▶ **TASK ITEM**
Your answer should be one number, the count of lines in the data that hold "Free".

RECORD SET Block Start

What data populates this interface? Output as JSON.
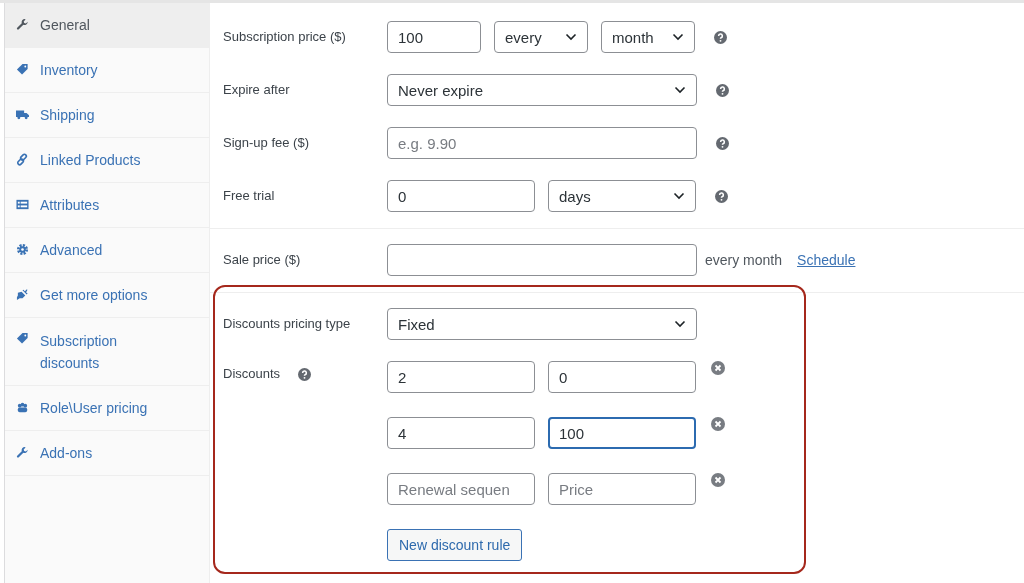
{
  "sidebar": {
    "items": [
      {
        "label": "General",
        "selected": true
      },
      {
        "label": "Inventory",
        "selected": false
      },
      {
        "label": "Shipping",
        "selected": false
      },
      {
        "label": "Linked Products",
        "selected": false
      },
      {
        "label": "Attributes",
        "selected": false
      },
      {
        "label": "Advanced",
        "selected": false
      },
      {
        "label": "Get more options",
        "selected": false
      },
      {
        "label": "Subscription discounts",
        "selected": false
      },
      {
        "label": "Role\\User pricing",
        "selected": false
      },
      {
        "label": "Add-ons",
        "selected": false
      }
    ]
  },
  "subscription_fields": [
    {
      "label": "Subscription price ($)",
      "controls": [
        {
          "kind": "input",
          "value": "100"
        },
        {
          "kind": "select",
          "value": "every"
        },
        {
          "kind": "select",
          "value": "month"
        }
      ]
    },
    {
      "label": "Expire after",
      "controls": [
        {
          "kind": "select",
          "value": "Never expire"
        }
      ]
    },
    {
      "label": "Sign-up fee ($)",
      "controls": [
        {
          "kind": "input",
          "placeholder": "e.g. 9.90"
        }
      ]
    },
    {
      "label": "Free trial",
      "controls": [
        {
          "kind": "input",
          "value": "0"
        },
        {
          "kind": "select",
          "value": "days"
        }
      ]
    }
  ],
  "sale_price": {
    "label": "Sale price ($)",
    "suffix": "every month",
    "link": "Schedule"
  },
  "discounts": {
    "pricing_type": {
      "label": "Discounts pricing type",
      "value": "Fixed"
    },
    "label": "Discounts",
    "rules": [
      {
        "sequence": {
          "value": "2"
        },
        "price": {
          "value": "0",
          "focused": false
        }
      },
      {
        "sequence": {
          "value": "4"
        },
        "price": {
          "value": "100",
          "focused": true
        }
      },
      {
        "sequence": {
          "placeholder": "Renewal sequen"
        },
        "price": {
          "placeholder": "Price",
          "focused": false
        }
      }
    ],
    "button": "New discount rule"
  }
}
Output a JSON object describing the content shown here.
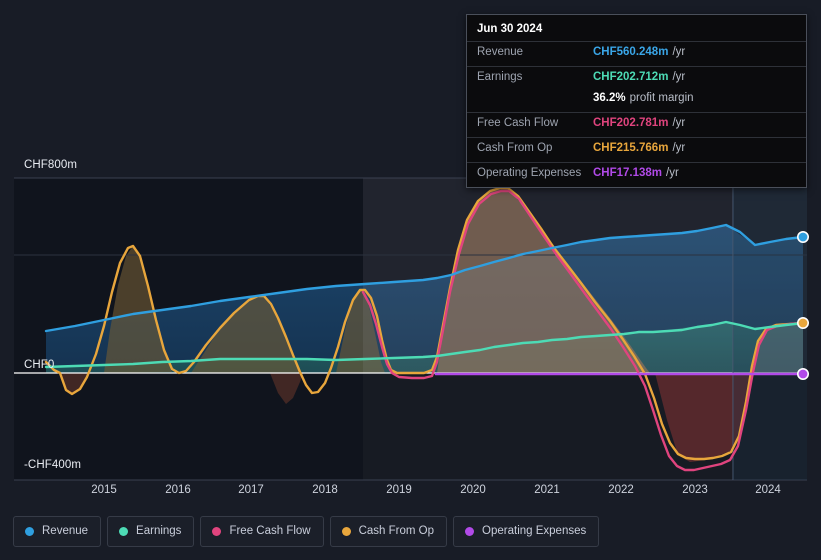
{
  "tooltip": {
    "date": "Jun 30 2024",
    "rows": [
      {
        "key": "Revenue",
        "value": "CHF560.248m",
        "suffix": "/yr",
        "color": "#3aa6e8"
      },
      {
        "key": "Earnings",
        "value": "CHF202.712m",
        "suffix": "/yr",
        "color": "#4ddbb5"
      },
      {
        "key": "",
        "value": "36.2%",
        "suffix": "profit margin",
        "color": "#ffffff",
        "margin": true
      },
      {
        "key": "Free Cash Flow",
        "value": "CHF202.781m",
        "suffix": "/yr",
        "color": "#e0447e"
      },
      {
        "key": "Cash From Op",
        "value": "CHF215.766m",
        "suffix": "/yr",
        "color": "#e8a63c"
      },
      {
        "key": "Operating Expenses",
        "value": "CHF17.138m",
        "suffix": "/yr",
        "color": "#b14ae8"
      }
    ]
  },
  "legend": {
    "items": [
      {
        "label": "Revenue",
        "color": "#2f9fe0"
      },
      {
        "label": "Earnings",
        "color": "#4ddbb5"
      },
      {
        "label": "Free Cash Flow",
        "color": "#e0447e"
      },
      {
        "label": "Cash From Op",
        "color": "#e8a63c"
      },
      {
        "label": "Operating Expenses",
        "color": "#b14ae8"
      }
    ]
  },
  "axis": {
    "y_labels": [
      "CHF800m",
      "CHF0",
      "-CHF400m"
    ],
    "x_labels": [
      "2015",
      "2016",
      "2017",
      "2018",
      "2019",
      "2020",
      "2021",
      "2022",
      "2023",
      "2024"
    ]
  },
  "chart_data": {
    "type": "line",
    "title": "",
    "xlabel": "",
    "ylabel": "CHF",
    "ylim": [
      -400,
      800
    ],
    "yticks": [
      800,
      0,
      -400
    ],
    "ytick_labels": [
      "CHF800m",
      "CHF0",
      "-CHF400m"
    ],
    "grid": true,
    "legend_position": "bottom",
    "currency": "CHF",
    "unit": "m",
    "x": [
      "2015",
      "2016",
      "2017",
      "2018",
      "2019",
      "2020",
      "2021",
      "2022",
      "2023",
      "2024"
    ],
    "forecast_divider_x": "2023.6",
    "series": [
      {
        "name": "Revenue",
        "color": "#2f9fe0",
        "x": [
          2014.65,
          2015,
          2015.5,
          2016,
          2016.5,
          2017,
          2017.5,
          2018,
          2018.5,
          2019,
          2019.5,
          2020,
          2020.5,
          2021,
          2021.5,
          2022,
          2022.5,
          2023,
          2023.5,
          2024,
          2024.5
        ],
        "values": [
          265,
          282,
          297,
          308,
          313,
          321,
          330,
          338,
          348,
          356,
          362,
          368,
          396,
          428,
          452,
          470,
          482,
          487,
          508,
          530,
          560
        ]
      },
      {
        "name": "Earnings",
        "color": "#4ddbb5",
        "x": [
          2014.65,
          2015,
          2015.5,
          2016,
          2016.5,
          2017,
          2017.5,
          2018,
          2018.5,
          2019,
          2019.5,
          2020,
          2020.5,
          2021,
          2021.5,
          2022,
          2022.5,
          2023,
          2023.5,
          2024,
          2024.5
        ],
        "values": [
          23,
          26,
          30,
          33,
          36,
          38,
          38,
          37,
          36,
          34,
          35,
          42,
          56,
          70,
          84,
          98,
          110,
          122,
          152,
          180,
          203
        ]
      },
      {
        "name": "Free Cash Flow",
        "color": "#e0447e",
        "x": [
          2018.35,
          2018.6,
          2018.85,
          2019,
          2019.3,
          2019.6,
          2020,
          2020.5,
          2021,
          2021.5,
          2022,
          2022.3,
          2022.6,
          2023,
          2023.3,
          2023.6,
          2024,
          2024.5
        ],
        "values": [
          300,
          60,
          -12,
          -15,
          -15,
          -12,
          560,
          780,
          610,
          430,
          215,
          10,
          -330,
          -415,
          -400,
          -390,
          175,
          203
        ]
      },
      {
        "name": "Cash From Op",
        "color": "#e8a63c",
        "x": [
          2014.65,
          2014.85,
          2015.1,
          2015.5,
          2015.75,
          2016,
          2016.4,
          2016.9,
          2017.25,
          2017.6,
          2018,
          2018.35,
          2018.6,
          2018.9,
          2019.2,
          2019.6,
          2020,
          2020.5,
          2021,
          2021.5,
          2022,
          2022.3,
          2022.6,
          2023,
          2023.3,
          2023.6,
          2024,
          2024.5
        ],
        "values": [
          55,
          -90,
          -130,
          490,
          430,
          10,
          180,
          265,
          30,
          -135,
          100,
          310,
          120,
          -5,
          -8,
          -5,
          560,
          785,
          615,
          435,
          225,
          30,
          -300,
          -370,
          -360,
          -345,
          190,
          216
        ]
      },
      {
        "name": "Operating Expenses",
        "color": "#b14ae8",
        "x": [
          2019.1,
          2020,
          2021,
          2022,
          2023,
          2024,
          2024.5
        ],
        "values": [
          16,
          16,
          16.5,
          16.8,
          17,
          17.1,
          17.138
        ]
      }
    ]
  }
}
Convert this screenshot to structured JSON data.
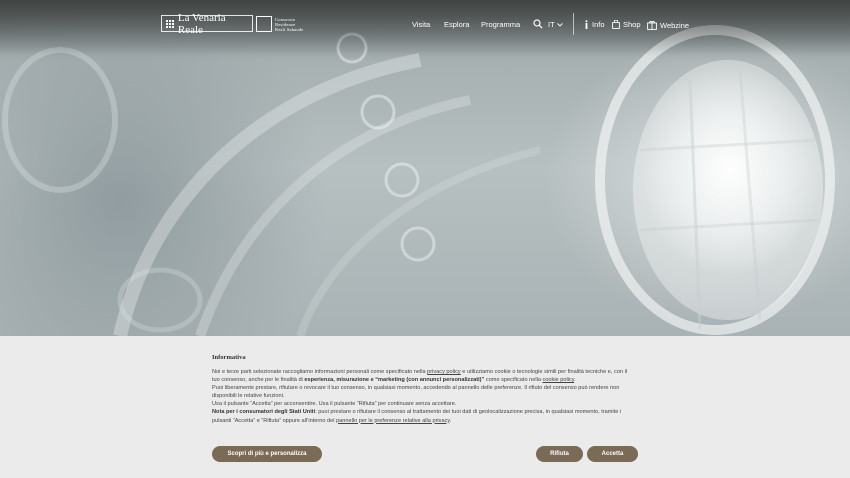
{
  "header": {
    "logo_text": "La Venaria Reale",
    "consorzio_lines": [
      "Consorzio",
      "Residenze",
      "Reali Sabaude"
    ],
    "nav": [
      "Visita",
      "Esplora",
      "Programma"
    ],
    "lang": "IT",
    "util": {
      "info": "Info",
      "shop": "Shop",
      "webzine": "Webzine"
    }
  },
  "cookie": {
    "title": "Informativa",
    "p1_a": "Noi e terze parti selezionate raccogliamo informazioni personali come specificato nella ",
    "p1_link": "privacy policy",
    "p1_b": " e utilizziamo cookie o tecnologie simili per finalità tecniche e, con il tuo consenso, anche per le finalità di ",
    "p1_bold": "esperienza, misurazione e “marketing (con annunci personalizzati)”",
    "p1_c": " come specificato nella ",
    "p1_link2": "cookie policy",
    "p1_d": ".",
    "p2": "Puoi liberamente prestare, rifiutare o revocare il tuo consenso, in qualsiasi momento, accedendo al pannello delle preferenze. Il rifiuto del consenso può rendere non disponibili le relative funzioni.",
    "p3": "Usa il pulsante “Accetta” per acconsentire. Usa il pulsante “Rifiuta” per continuare senza accettare.",
    "p4_bold": "Nota per i consumatori degli Stati Uniti",
    "p4_a": ": puoi prestare o rifiutare il consenso al trattamento dei tuoi dati di geolocalizzazione precisa, in qualsiasi momento, tramite i pulsanti “Accetta” e “Rifiuta” oppure all’interno del ",
    "p4_link": "pannello per le preferenze relative alla privacy",
    "p4_b": ".",
    "btn_more": "Scopri di più e personalizza",
    "btn_reject": "Rifiuta",
    "btn_accept": "Accetta"
  },
  "colors": {
    "button": "#7b6a55",
    "banner_bg": "#ebebeb"
  },
  "icons": [
    "search-icon",
    "chevron-down-icon",
    "info-icon",
    "shop-bag-icon",
    "webzine-icon"
  ]
}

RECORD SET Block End

▶ **FINISHED EXERCISE**
4